> **Task**
Without the images, write out the entries word for word.

*** Given records Section Begins ***

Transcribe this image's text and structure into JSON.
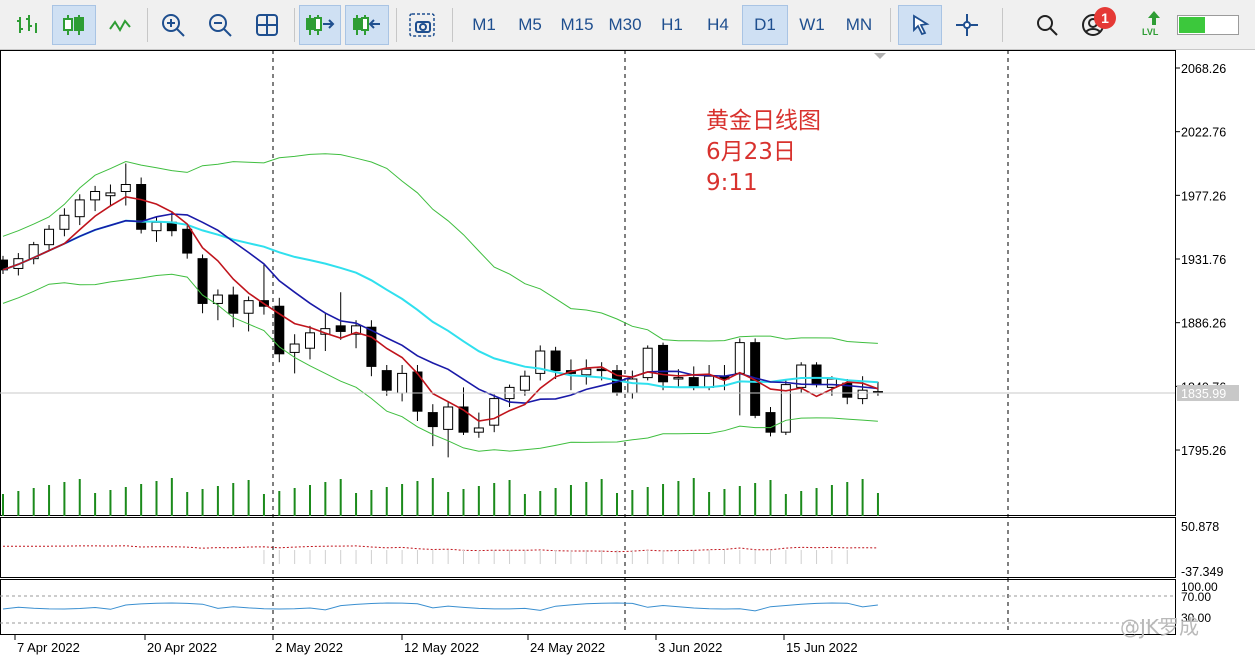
{
  "toolbar": {
    "timeframes": [
      "M1",
      "M5",
      "M15",
      "M30",
      "H1",
      "H4",
      "D1",
      "W1",
      "MN"
    ],
    "active_timeframe": "D1",
    "notification_count": "1",
    "level_label": "LVL",
    "level_fill": 0.45
  },
  "annotation": {
    "title": "黄金日线图",
    "date": "6月23日",
    "time": "9:11"
  },
  "price_axis": {
    "labels": [
      "2068.26",
      "2022.76",
      "1977.26",
      "1931.76",
      "1886.26",
      "1840.76",
      "1795.26"
    ],
    "current_price": "1835.99"
  },
  "osc1_axis": {
    "labels": [
      "50.878",
      "-37.349"
    ]
  },
  "osc2_axis": {
    "labels": [
      "100.00",
      "70.00",
      "30.00"
    ]
  },
  "date_axis": {
    "labels": [
      "7 Apr 2022",
      "20 Apr 2022",
      "2 May 2022",
      "12 May 2022",
      "24 May 2022",
      "3 Jun 2022",
      "15 Jun 2022"
    ]
  },
  "watermark": "@JK罗成",
  "colors": {
    "bull": "#ffffff",
    "bear": "#000000",
    "ma_fast": "#c0141c",
    "ma_mid": "#1a1aa8",
    "ma_slow": "#30e0ee",
    "bands": "#3fbe3f",
    "volume": "#1b8a1b",
    "annotation": "#d8322e"
  },
  "chart_data": {
    "type": "candlestick",
    "price_range": [
      1770,
      2080
    ],
    "candles": [
      [
        1931,
        1934,
        1921,
        1924
      ],
      [
        1925,
        1936,
        1920,
        1932
      ],
      [
        1932,
        1944,
        1928,
        1942
      ],
      [
        1942,
        1956,
        1938,
        1953
      ],
      [
        1953,
        1968,
        1948,
        1963
      ],
      [
        1962,
        1978,
        1956,
        1974
      ],
      [
        1974,
        1984,
        1966,
        1980
      ],
      [
        1977,
        1985,
        1970,
        1979
      ],
      [
        1980,
        2000,
        1970,
        1985
      ],
      [
        1985,
        1990,
        1950,
        1953
      ],
      [
        1952,
        1962,
        1944,
        1958
      ],
      [
        1958,
        1966,
        1948,
        1952
      ],
      [
        1953,
        1956,
        1932,
        1936
      ],
      [
        1932,
        1935,
        1893,
        1900
      ],
      [
        1900,
        1910,
        1888,
        1906
      ],
      [
        1906,
        1912,
        1883,
        1893
      ],
      [
        1893,
        1905,
        1880,
        1902
      ],
      [
        1902,
        1928,
        1892,
        1898
      ],
      [
        1898,
        1904,
        1858,
        1864
      ],
      [
        1865,
        1878,
        1850,
        1871
      ],
      [
        1868,
        1884,
        1860,
        1879
      ],
      [
        1878,
        1893,
        1866,
        1882
      ],
      [
        1884,
        1908,
        1874,
        1880
      ],
      [
        1878,
        1888,
        1868,
        1884
      ],
      [
        1883,
        1888,
        1848,
        1855
      ],
      [
        1852,
        1856,
        1834,
        1838
      ],
      [
        1836,
        1856,
        1830,
        1850
      ],
      [
        1851,
        1856,
        1816,
        1823
      ],
      [
        1822,
        1828,
        1798,
        1812
      ],
      [
        1810,
        1830,
        1790,
        1826
      ],
      [
        1826,
        1840,
        1806,
        1808
      ],
      [
        1808,
        1822,
        1804,
        1811
      ],
      [
        1813,
        1835,
        1808,
        1832
      ],
      [
        1832,
        1842,
        1826,
        1840
      ],
      [
        1838,
        1852,
        1834,
        1848
      ],
      [
        1850,
        1870,
        1845,
        1866
      ],
      [
        1866,
        1869,
        1846,
        1852
      ],
      [
        1852,
        1860,
        1838,
        1850
      ],
      [
        1849,
        1860,
        1842,
        1853
      ],
      [
        1853,
        1858,
        1845,
        1852
      ],
      [
        1852,
        1856,
        1834,
        1836
      ],
      [
        1836,
        1852,
        1832,
        1846
      ],
      [
        1847,
        1870,
        1845,
        1868
      ],
      [
        1870,
        1872,
        1838,
        1844
      ],
      [
        1846,
        1853,
        1840,
        1847
      ],
      [
        1847,
        1855,
        1838,
        1840
      ],
      [
        1840,
        1856,
        1838,
        1848
      ],
      [
        1848,
        1856,
        1838,
        1846
      ],
      [
        1850,
        1875,
        1820,
        1872
      ],
      [
        1872,
        1875,
        1818,
        1820
      ],
      [
        1822,
        1826,
        1805,
        1808
      ],
      [
        1808,
        1845,
        1806,
        1842
      ],
      [
        1840,
        1858,
        1836,
        1856
      ],
      [
        1856,
        1858,
        1840,
        1842
      ],
      [
        1840,
        1848,
        1834,
        1846
      ],
      [
        1843,
        1846,
        1828,
        1833
      ],
      [
        1832,
        1848,
        1828,
        1838
      ],
      [
        1837,
        1844,
        1834,
        1836
      ]
    ]
  }
}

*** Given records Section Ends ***

> **Task output**
Transcribe this image's text and structure into JSON.
{
  "toolbar": {
    "timeframes": [
      "M1",
      "M5",
      "M15",
      "M30",
      "H1",
      "H4",
      "D1",
      "W1",
      "MN"
    ],
    "active_timeframe": "D1",
    "notification_count": "1",
    "level_label": "LVL",
    "level_fill": 0.45
  },
  "annotation": {
    "title": "黄金日线图",
    "date": "6月23日",
    "time": "9:11"
  },
  "price_axis": {
    "labels": [
      "2068.26",
      "2022.76",
      "1977.26",
      "1931.76",
      "1886.26",
      "1840.76",
      "1795.26"
    ],
    "current_price": "1835.99"
  },
  "osc1_axis": {
    "labels": [
      "50.878",
      "-37.349"
    ]
  },
  "osc2_axis": {
    "labels": [
      "100.00",
      "70.00",
      "30.00"
    ]
  },
  "date_axis": {
    "labels": [
      "7 Apr 2022",
      "20 Apr 2022",
      "2 May 2022",
      "12 May 2022",
      "24 May 2022",
      "3 Jun 2022",
      "15 Jun 2022"
    ]
  },
  "watermark": "@JK罗成",
  "colors": {
    "bull": "#ffffff",
    "bear": "#000000",
    "ma_fast": "#c0141c",
    "ma_mid": "#1a1aa8",
    "ma_slow": "#30e0ee",
    "bands": "#3fbe3f",
    "volume": "#1b8a1b",
    "annotation": "#d8322e"
  },
  "chart_data": {
    "type": "candlestick",
    "price_range": [
      1770,
      2080
    ],
    "candles": [
      [
        1931,
        1934,
        1921,
        1924
      ],
      [
        1925,
        1936,
        1920,
        1932
      ],
      [
        1932,
        1944,
        1928,
        1942
      ],
      [
        1942,
        1956,
        1938,
        1953
      ],
      [
        1953,
        1968,
        1948,
        1963
      ],
      [
        1962,
        1978,
        1956,
        1974
      ],
      [
        1974,
        1984,
        1966,
        1980
      ],
      [
        1977,
        1985,
        1970,
        1979
      ],
      [
        1980,
        2000,
        1970,
        1985
      ],
      [
        1985,
        1990,
        1950,
        1953
      ],
      [
        1952,
        1962,
        1944,
        1958
      ],
      [
        1958,
        1966,
        1948,
        1952
      ],
      [
        1953,
        1956,
        1932,
        1936
      ],
      [
        1932,
        1935,
        1893,
        1900
      ],
      [
        1900,
        1910,
        1888,
        1906
      ],
      [
        1906,
        1912,
        1883,
        1893
      ],
      [
        1893,
        1905,
        1880,
        1902
      ],
      [
        1902,
        1928,
        1892,
        1898
      ],
      [
        1898,
        1904,
        1858,
        1864
      ],
      [
        1865,
        1878,
        1850,
        1871
      ],
      [
        1868,
        1884,
        1860,
        1879
      ],
      [
        1878,
        1893,
        1866,
        1882
      ],
      [
        1884,
        1908,
        1874,
        1880
      ],
      [
        1878,
        1888,
        1868,
        1884
      ],
      [
        1883,
        1888,
        1848,
        1855
      ],
      [
        1852,
        1856,
        1834,
        1838
      ],
      [
        1836,
        1856,
        1830,
        1850
      ],
      [
        1851,
        1856,
        1816,
        1823
      ],
      [
        1822,
        1828,
        1798,
        1812
      ],
      [
        1810,
        1830,
        1790,
        1826
      ],
      [
        1826,
        1840,
        1806,
        1808
      ],
      [
        1808,
        1822,
        1804,
        1811
      ],
      [
        1813,
        1835,
        1808,
        1832
      ],
      [
        1832,
        1842,
        1826,
        1840
      ],
      [
        1838,
        1852,
        1834,
        1848
      ],
      [
        1850,
        1870,
        1845,
        1866
      ],
      [
        1866,
        1869,
        1846,
        1852
      ],
      [
        1852,
        1860,
        1838,
        1850
      ],
      [
        1849,
        1860,
        1842,
        1853
      ],
      [
        1853,
        1858,
        1845,
        1852
      ],
      [
        1852,
        1856,
        1834,
        1836
      ],
      [
        1836,
        1852,
        1832,
        1846
      ],
      [
        1847,
        1870,
        1845,
        1868
      ],
      [
        1870,
        1872,
        1838,
        1844
      ],
      [
        1846,
        1853,
        1840,
        1847
      ],
      [
        1847,
        1855,
        1838,
        1840
      ],
      [
        1840,
        1856,
        1838,
        1848
      ],
      [
        1848,
        1856,
        1838,
        1846
      ],
      [
        1850,
        1875,
        1820,
        1872
      ],
      [
        1872,
        1875,
        1818,
        1820
      ],
      [
        1822,
        1826,
        1805,
        1808
      ],
      [
        1808,
        1845,
        1806,
        1842
      ],
      [
        1840,
        1858,
        1836,
        1856
      ],
      [
        1856,
        1858,
        1840,
        1842
      ],
      [
        1840,
        1848,
        1834,
        1846
      ],
      [
        1843,
        1846,
        1828,
        1833
      ],
      [
        1832,
        1848,
        1828,
        1838
      ],
      [
        1837,
        1844,
        1834,
        1836
      ]
    ]
  }
}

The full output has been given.